Website and app data records
□ □ □ □ □ □ □

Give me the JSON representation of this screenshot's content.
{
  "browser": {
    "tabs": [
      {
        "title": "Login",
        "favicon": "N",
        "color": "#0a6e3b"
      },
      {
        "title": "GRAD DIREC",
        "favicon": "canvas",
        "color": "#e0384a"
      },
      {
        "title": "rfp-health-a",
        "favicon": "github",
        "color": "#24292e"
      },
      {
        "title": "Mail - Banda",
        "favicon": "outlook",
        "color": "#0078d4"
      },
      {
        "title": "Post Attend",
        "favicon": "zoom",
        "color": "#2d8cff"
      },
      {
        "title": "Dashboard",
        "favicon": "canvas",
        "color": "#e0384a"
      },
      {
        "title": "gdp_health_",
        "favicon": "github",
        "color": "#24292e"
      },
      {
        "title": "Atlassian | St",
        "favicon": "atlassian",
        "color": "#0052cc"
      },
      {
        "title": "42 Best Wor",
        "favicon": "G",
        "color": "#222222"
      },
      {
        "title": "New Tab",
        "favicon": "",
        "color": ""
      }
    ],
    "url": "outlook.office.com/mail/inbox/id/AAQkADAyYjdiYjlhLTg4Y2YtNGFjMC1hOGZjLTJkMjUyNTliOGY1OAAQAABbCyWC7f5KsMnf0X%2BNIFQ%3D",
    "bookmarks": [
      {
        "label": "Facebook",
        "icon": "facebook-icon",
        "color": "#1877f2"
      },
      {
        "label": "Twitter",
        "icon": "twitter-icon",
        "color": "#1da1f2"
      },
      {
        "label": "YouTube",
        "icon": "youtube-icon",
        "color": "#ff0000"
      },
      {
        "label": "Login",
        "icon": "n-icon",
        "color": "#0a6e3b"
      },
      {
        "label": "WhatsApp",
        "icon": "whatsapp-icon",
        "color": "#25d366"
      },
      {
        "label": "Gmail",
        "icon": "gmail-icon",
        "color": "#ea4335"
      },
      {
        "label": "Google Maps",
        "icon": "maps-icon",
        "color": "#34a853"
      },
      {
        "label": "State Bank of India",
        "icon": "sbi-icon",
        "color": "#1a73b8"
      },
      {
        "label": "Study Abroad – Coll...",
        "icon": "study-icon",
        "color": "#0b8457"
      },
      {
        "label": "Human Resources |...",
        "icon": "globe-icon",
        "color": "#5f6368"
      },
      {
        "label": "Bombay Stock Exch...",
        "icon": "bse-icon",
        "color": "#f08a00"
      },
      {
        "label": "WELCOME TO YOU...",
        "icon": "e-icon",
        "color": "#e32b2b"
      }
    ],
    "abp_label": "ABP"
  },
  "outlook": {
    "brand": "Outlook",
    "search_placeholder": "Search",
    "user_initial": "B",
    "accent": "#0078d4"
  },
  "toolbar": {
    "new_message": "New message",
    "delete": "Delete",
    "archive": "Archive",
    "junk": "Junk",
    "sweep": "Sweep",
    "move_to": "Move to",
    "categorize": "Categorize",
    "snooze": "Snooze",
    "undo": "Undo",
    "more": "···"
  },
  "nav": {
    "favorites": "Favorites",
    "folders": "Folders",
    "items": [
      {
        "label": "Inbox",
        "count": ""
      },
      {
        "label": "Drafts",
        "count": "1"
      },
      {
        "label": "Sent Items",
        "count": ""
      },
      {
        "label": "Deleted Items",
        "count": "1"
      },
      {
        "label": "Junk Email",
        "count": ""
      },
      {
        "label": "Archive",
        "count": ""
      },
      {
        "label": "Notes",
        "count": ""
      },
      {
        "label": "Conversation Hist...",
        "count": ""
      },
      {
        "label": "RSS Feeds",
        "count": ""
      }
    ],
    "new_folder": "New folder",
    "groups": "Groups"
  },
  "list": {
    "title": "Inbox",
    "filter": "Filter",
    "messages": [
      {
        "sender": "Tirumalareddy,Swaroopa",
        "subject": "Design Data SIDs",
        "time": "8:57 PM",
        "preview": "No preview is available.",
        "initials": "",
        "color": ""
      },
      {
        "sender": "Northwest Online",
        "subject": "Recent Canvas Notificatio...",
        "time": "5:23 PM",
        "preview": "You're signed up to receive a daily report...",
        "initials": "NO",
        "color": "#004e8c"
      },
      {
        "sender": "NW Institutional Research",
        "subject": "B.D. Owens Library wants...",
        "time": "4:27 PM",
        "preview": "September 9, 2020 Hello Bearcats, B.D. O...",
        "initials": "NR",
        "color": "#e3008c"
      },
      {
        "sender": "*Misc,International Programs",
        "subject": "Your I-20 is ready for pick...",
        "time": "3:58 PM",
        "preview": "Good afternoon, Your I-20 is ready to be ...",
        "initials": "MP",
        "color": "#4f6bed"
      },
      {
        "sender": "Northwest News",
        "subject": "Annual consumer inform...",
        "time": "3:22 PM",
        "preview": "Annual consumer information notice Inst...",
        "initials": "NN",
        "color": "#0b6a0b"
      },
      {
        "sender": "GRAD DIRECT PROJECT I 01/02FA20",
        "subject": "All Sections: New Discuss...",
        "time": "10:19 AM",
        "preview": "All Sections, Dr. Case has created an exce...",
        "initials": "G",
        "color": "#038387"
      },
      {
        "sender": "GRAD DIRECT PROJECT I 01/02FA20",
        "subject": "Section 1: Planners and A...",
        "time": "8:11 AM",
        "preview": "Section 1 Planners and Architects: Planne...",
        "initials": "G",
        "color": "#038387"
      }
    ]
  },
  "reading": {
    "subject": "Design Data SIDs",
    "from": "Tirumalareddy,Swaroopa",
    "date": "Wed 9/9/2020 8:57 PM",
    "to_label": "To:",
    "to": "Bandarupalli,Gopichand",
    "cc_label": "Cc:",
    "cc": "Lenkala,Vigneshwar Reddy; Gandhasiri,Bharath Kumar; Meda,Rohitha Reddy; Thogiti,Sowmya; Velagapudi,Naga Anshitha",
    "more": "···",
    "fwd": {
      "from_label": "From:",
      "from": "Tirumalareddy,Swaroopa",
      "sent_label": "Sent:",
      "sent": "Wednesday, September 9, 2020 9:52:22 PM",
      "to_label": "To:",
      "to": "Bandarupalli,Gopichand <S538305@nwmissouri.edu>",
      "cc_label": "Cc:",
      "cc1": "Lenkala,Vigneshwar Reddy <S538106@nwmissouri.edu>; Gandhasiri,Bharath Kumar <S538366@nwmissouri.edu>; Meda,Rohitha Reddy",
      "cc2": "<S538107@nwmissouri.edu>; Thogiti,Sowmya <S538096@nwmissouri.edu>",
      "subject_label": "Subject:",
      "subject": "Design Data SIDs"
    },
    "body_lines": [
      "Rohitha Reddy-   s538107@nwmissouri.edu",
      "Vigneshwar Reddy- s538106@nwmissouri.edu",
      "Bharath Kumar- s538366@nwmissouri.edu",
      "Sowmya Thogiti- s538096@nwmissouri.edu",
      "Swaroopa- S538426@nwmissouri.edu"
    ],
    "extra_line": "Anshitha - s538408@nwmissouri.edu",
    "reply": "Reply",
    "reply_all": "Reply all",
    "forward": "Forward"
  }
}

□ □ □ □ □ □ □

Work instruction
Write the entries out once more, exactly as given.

Response
Give me the JSON representation of this screenshot's content.
{
  "browser": {
    "tabs": [
      {
        "title": "Login",
        "favicon": "N",
        "color": "#0a6e3b"
      },
      {
        "title": "GRAD DIREC",
        "favicon": "canvas",
        "color": "#e0384a"
      },
      {
        "title": "rfp-health-a",
        "favicon": "github",
        "color": "#24292e"
      },
      {
        "title": "Mail - Banda",
        "favicon": "outlook",
        "color": "#0078d4"
      },
      {
        "title": "Post Attend",
        "favicon": "zoom",
        "color": "#2d8cff"
      },
      {
        "title": "Dashboard",
        "favicon": "canvas",
        "color": "#e0384a"
      },
      {
        "title": "gdp_health_",
        "favicon": "github",
        "color": "#24292e"
      },
      {
        "title": "Atlassian | St",
        "favicon": "atlassian",
        "color": "#0052cc"
      },
      {
        "title": "42 Best Wor",
        "favicon": "G",
        "color": "#222222"
      },
      {
        "title": "New Tab",
        "favicon": "",
        "color": ""
      }
    ],
    "url": "outlook.office.com/mail/inbox/id/AAQkADAyYjdiYjlhLTg4Y2YtNGFjMC1hOGZjLTJkMjUyNTliOGY1OAAQAABbCyWC7f5KsMnf0X%2BNIFQ%3D",
    "bookmarks": [
      {
        "label": "Facebook",
        "icon": "facebook-icon",
        "color": "#1877f2"
      },
      {
        "label": "Twitter",
        "icon": "twitter-icon",
        "color": "#1da1f2"
      },
      {
        "label": "YouTube",
        "icon": "youtube-icon",
        "color": "#ff0000"
      },
      {
        "label": "Login",
        "icon": "n-icon",
        "color": "#0a6e3b"
      },
      {
        "label": "WhatsApp",
        "icon": "whatsapp-icon",
        "color": "#25d366"
      },
      {
        "label": "Gmail",
        "icon": "gmail-icon",
        "color": "#ea4335"
      },
      {
        "label": "Google Maps",
        "icon": "maps-icon",
        "color": "#34a853"
      },
      {
        "label": "State Bank of India",
        "icon": "sbi-icon",
        "color": "#1a73b8"
      },
      {
        "label": "Study Abroad – Coll...",
        "icon": "study-icon",
        "color": "#0b8457"
      },
      {
        "label": "Human Resources |...",
        "icon": "globe-icon",
        "color": "#5f6368"
      },
      {
        "label": "Bombay Stock Exch...",
        "icon": "bse-icon",
        "color": "#f08a00"
      },
      {
        "label": "WELCOME TO YOU...",
        "icon": "e-icon",
        "color": "#e32b2b"
      }
    ],
    "abp_label": "ABP"
  },
  "outlook": {
    "brand": "Outlook",
    "search_placeholder": "Search",
    "user_initial": "B",
    "accent": "#0078d4"
  },
  "toolbar": {
    "new_message": "New message",
    "delete": "Delete",
    "archive": "Archive",
    "junk": "Junk",
    "sweep": "Sweep",
    "move_to": "Move to",
    "categorize": "Categorize",
    "snooze": "Snooze",
    "undo": "Undo",
    "more": "···"
  },
  "nav": {
    "favorites": "Favorites",
    "folders": "Folders",
    "items": [
      {
        "label": "Inbox",
        "count": ""
      },
      {
        "label": "Drafts",
        "count": "1"
      },
      {
        "label": "Sent Items",
        "count": ""
      },
      {
        "label": "Deleted Items",
        "count": "1"
      },
      {
        "label": "Junk Email",
        "count": ""
      },
      {
        "label": "Archive",
        "count": ""
      },
      {
        "label": "Notes",
        "count": ""
      },
      {
        "label": "Conversation Hist...",
        "count": ""
      },
      {
        "label": "RSS Feeds",
        "count": ""
      }
    ],
    "new_folder": "New folder",
    "groups": "Groups"
  },
  "list": {
    "title": "Inbox",
    "filter": "Filter",
    "messages": [
      {
        "sender": "Tirumalareddy,Swaroopa",
        "subject": "Design Data SIDs",
        "time": "8:57 PM",
        "preview": "No preview is available.",
        "initials": "",
        "color": ""
      },
      {
        "sender": "Northwest Online",
        "subject": "Recent Canvas Notificatio...",
        "time": "5:23 PM",
        "preview": "You're signed up to receive a daily report...",
        "initials": "NO",
        "color": "#004e8c"
      },
      {
        "sender": "NW Institutional Research",
        "subject": "B.D. Owens Library wants...",
        "time": "4:27 PM",
        "preview": "September 9, 2020 Hello Bearcats, B.D. O...",
        "initials": "NR",
        "color": "#e3008c"
      },
      {
        "sender": "*Misc,International Programs",
        "subject": "Your I-20 is ready for pick...",
        "time": "3:58 PM",
        "preview": "Good afternoon, Your I-20 is ready to be ...",
        "initials": "MP",
        "color": "#4f6bed"
      },
      {
        "sender": "Northwest News",
        "subject": "Annual consumer inform...",
        "time": "3:22 PM",
        "preview": "Annual consumer information notice Inst...",
        "initials": "NN",
        "color": "#0b6a0b"
      },
      {
        "sender": "GRAD DIRECT PROJECT I 01/02FA20",
        "subject": "All Sections: New Discuss...",
        "time": "10:19 AM",
        "preview": "All Sections, Dr. Case has created an exce...",
        "initials": "G",
        "color": "#038387"
      },
      {
        "sender": "GRAD DIRECT PROJECT I 01/02FA20",
        "subject": "Section 1: Planners and A...",
        "time": "8:11 AM",
        "preview": "Section 1 Planners and Architects: Planne...",
        "initials": "G",
        "color": "#038387"
      }
    ]
  },
  "reading": {
    "subject": "Design Data SIDs",
    "from": "Tirumalareddy,Swaroopa",
    "date": "Wed 9/9/2020 8:57 PM",
    "to_label": "To:",
    "to": "Bandarupalli,Gopichand",
    "cc_label": "Cc:",
    "cc": "Lenkala,Vigneshwar Reddy; Gandhasiri,Bharath Kumar; Meda,Rohitha Reddy; Thogiti,Sowmya; Velagapudi,Naga Anshitha",
    "more": "···",
    "fwd": {
      "from_label": "From:",
      "from": "Tirumalareddy,Swaroopa",
      "sent_label": "Sent:",
      "sent": "Wednesday, September 9, 2020 9:52:22 PM",
      "to_label": "To:",
      "to": "Bandarupalli,Gopichand <S538305@nwmissouri.edu>",
      "cc_label": "Cc:",
      "cc1": "Lenkala,Vigneshwar Reddy <S538106@nwmissouri.edu>; Gandhasiri,Bharath Kumar <S538366@nwmissouri.edu>; Meda,Rohitha Reddy",
      "cc2": "<S538107@nwmissouri.edu>; Thogiti,Sowmya <S538096@nwmissouri.edu>",
      "subject_label": "Subject:",
      "subject": "Design Data SIDs"
    },
    "body_lines": [
      "Rohitha Reddy-   s538107@nwmissouri.edu",
      "Vigneshwar Reddy- s538106@nwmissouri.edu",
      "Bharath Kumar- s538366@nwmissouri.edu",
      "Sowmya Thogiti- s538096@nwmissouri.edu",
      "Swaroopa- S538426@nwmissouri.edu"
    ],
    "extra_line": "Anshitha - s538408@nwmissouri.edu",
    "reply": "Reply",
    "reply_all": "Reply all",
    "forward": "Forward"
  }
}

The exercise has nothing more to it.